Wednesday, February 15, 2012

How to Call Your Ladybug, Regardless of Its Nationality

How did I end up on the Wikipedia page for ladybugs? What was I looking for? I have no idea.

However, what I took away was the knowledge that these guy have a suspicious number of aliases. And here are just some of them:
  • ladybug: What we slack-jawed Americans call them today, but the usage goes back at least to the 1690s. The lady in question is the Virgin Mary.
  • ladybird or ladybird beetle: What the British call these creatures, with the first word also meaning “sweetheart.” Ladybird is also a reference to the Virgin Mary, and Wikipedia claims that ladybird came from Our Lady’s bird (which I don’t understand because I don’t see how anyone, no matter how medieval, would confuse birds and bugs). Allegedly, Mary got associated with these insects because she at one point was depicted as wearing red and not the blue she wears today at charity events and other social outings. The seven spots on the common European ladybug were thought to represent Mary’s seven joys but maybe instead her seven sorrows, depending on your mood. According to Etymonline, the British aversion to ladybug could stem from associations across the pond between the word bug and sodomy.
  • Marienkäfer: The German word for the insect. It literally translates to “Mary beetle,” so hey — guess what, Britons? The Germans agree with Americans that ladybugs aren’t birds. Ha!
  • Lieveheersbeestje: The Dutch term and a contraction of Onze Lieve Heer Beestje, it means “the diminutive beast of our Lord.”
  • Bête à bon Dieu: The French term, similar to the Dutch term, translates as “the good beast of God.”
  • Bóín Dé: The Irish term, allegedly meaning “God’s little cow,” is purported to be a corruption of the French term, but it’s also purported in superscript that a citation may be needed, so make of that what you will.
  • Buggobar: Despite the apparent British aversion to anal sex, this term is cited as being used in “the home counties of England,” whatever that means. The term is weirdly similar to bugbear and bugaboo, both of which use a very Middle English sense of the word bug that means “scary.”
  • ladycock: Alleged by Wikipedia, but I’m tempted not to touch this one.
  • lady cow: Which just seems redundant.
  • lady fly: I swear I’m not making these up.
  • Coccinellidae: The scientific name for the biological family, it was the Latin term for the creature, and it comes from the Latin word coccinus, “dyed scarlet” or just “scarlet,” which in term came from the word coccum, a berry or insect used to produce red dye. 
  • mariquita: the Spanish word for the creature, and despite the apparent etymological tie to the Virgin Mary, it also means “faggot.” Thanks, Spanish!
  • Himmelsdéierchen: Because I always like to end on an obscure but uplifting note, I’m giving you the Luxembourgish, in case you’re ever in the area and your life depends on your ability to name this particular insect. The literal translation is “little heaven animal.” So there you go. You’re welcome in advance.

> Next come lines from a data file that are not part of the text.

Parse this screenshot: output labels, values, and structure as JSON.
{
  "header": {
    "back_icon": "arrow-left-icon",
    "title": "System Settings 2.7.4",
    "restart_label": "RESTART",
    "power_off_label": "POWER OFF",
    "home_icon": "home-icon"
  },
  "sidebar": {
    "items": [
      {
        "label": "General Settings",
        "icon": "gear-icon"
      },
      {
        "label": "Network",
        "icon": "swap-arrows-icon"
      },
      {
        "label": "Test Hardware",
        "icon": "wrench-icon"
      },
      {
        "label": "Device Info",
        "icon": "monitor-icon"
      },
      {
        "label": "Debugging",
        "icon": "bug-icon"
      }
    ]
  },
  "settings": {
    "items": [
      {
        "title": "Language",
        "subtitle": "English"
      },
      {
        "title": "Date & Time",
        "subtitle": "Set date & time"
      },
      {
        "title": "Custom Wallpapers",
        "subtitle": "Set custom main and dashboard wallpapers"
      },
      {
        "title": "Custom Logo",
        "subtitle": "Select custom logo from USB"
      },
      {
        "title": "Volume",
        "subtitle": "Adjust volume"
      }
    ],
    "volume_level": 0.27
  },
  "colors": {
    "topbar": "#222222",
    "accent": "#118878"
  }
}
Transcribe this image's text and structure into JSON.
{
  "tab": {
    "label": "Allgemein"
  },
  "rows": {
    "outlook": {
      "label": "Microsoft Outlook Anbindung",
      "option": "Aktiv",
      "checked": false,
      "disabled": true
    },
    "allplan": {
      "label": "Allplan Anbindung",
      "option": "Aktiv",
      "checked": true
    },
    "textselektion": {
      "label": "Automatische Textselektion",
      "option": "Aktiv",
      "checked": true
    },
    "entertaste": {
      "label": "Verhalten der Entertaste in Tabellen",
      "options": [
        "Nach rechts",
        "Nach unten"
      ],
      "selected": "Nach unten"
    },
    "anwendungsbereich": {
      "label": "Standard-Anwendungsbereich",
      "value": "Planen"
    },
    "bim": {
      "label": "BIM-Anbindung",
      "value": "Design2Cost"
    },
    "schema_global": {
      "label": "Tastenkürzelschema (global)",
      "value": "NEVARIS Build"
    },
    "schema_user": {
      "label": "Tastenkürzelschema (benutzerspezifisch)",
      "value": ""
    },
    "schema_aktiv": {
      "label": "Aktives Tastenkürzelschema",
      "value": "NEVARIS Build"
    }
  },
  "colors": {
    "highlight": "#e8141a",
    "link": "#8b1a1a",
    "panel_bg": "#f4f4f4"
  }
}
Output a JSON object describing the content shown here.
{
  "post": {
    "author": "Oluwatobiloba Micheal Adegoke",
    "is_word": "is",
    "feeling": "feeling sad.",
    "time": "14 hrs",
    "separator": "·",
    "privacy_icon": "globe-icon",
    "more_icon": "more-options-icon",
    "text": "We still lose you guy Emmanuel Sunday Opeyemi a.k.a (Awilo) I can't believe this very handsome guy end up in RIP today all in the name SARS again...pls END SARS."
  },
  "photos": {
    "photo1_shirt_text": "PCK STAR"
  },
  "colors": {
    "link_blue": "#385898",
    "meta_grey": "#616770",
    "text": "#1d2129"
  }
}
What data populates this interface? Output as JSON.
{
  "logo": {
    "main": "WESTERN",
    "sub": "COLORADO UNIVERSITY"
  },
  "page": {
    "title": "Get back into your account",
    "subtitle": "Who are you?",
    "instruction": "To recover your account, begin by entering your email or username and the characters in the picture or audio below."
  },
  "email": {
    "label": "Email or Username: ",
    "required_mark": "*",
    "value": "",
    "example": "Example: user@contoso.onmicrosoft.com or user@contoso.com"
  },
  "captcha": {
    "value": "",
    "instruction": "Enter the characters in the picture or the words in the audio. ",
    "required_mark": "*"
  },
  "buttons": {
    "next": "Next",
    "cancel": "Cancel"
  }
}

  1. Your post inspired me to look it up in Japanese. They are called tentoumushi (something that I should have remembered as a fan of BattleBots), which translates to "sun bug". They are named this because they fly towards the sun, or at least that's what the Japanese Wikipedia page tells me.

    1. Aww. Sun bug. How pleasant. I wonder what's behind the worldwide conspiracy to make these bugs seem pleasant.

      (I was once attacked by them.)

    2. Yeah, I remember riding the elevator in my dorm, looking up, and seeing a huge grouping of ladybugs. They definitely can be creepy.

  2. Anonymous7:52 PM

    The Irish term seems to be on decent etymological ground, so to speak. If it helps at all, there's a tiny bit in the long-titled book linked below on ladybirds (pages 398 and 399).

    1. I will take that. Thank you for posting.

  3. Anonymous2:07 PM

    Ladybird was in use first - it might not be a bird but then a brazil nut isnt a nut - the things flies like a bird so just deal with it.

    I wasnt aware the english had any particular aversion to anal sex - think you might have made that one up in your own head

    I live in the home counties - never heard buggobar in my life. Bugger, however, if a different matter and does refer to anal sex

  4. Regarding the Irish "God's little cow", I can't speak for the Irish, but I don't find it difficult to believe because it's the literal translation of божья коровка from Russian, an expression that has equivalents in a bunch of other Slavic languages, and פרת משה רבנו which is the Hebrew, borrowed/adapted from Russian and other Slavic languages, and means literally Rabbi Moses' cow.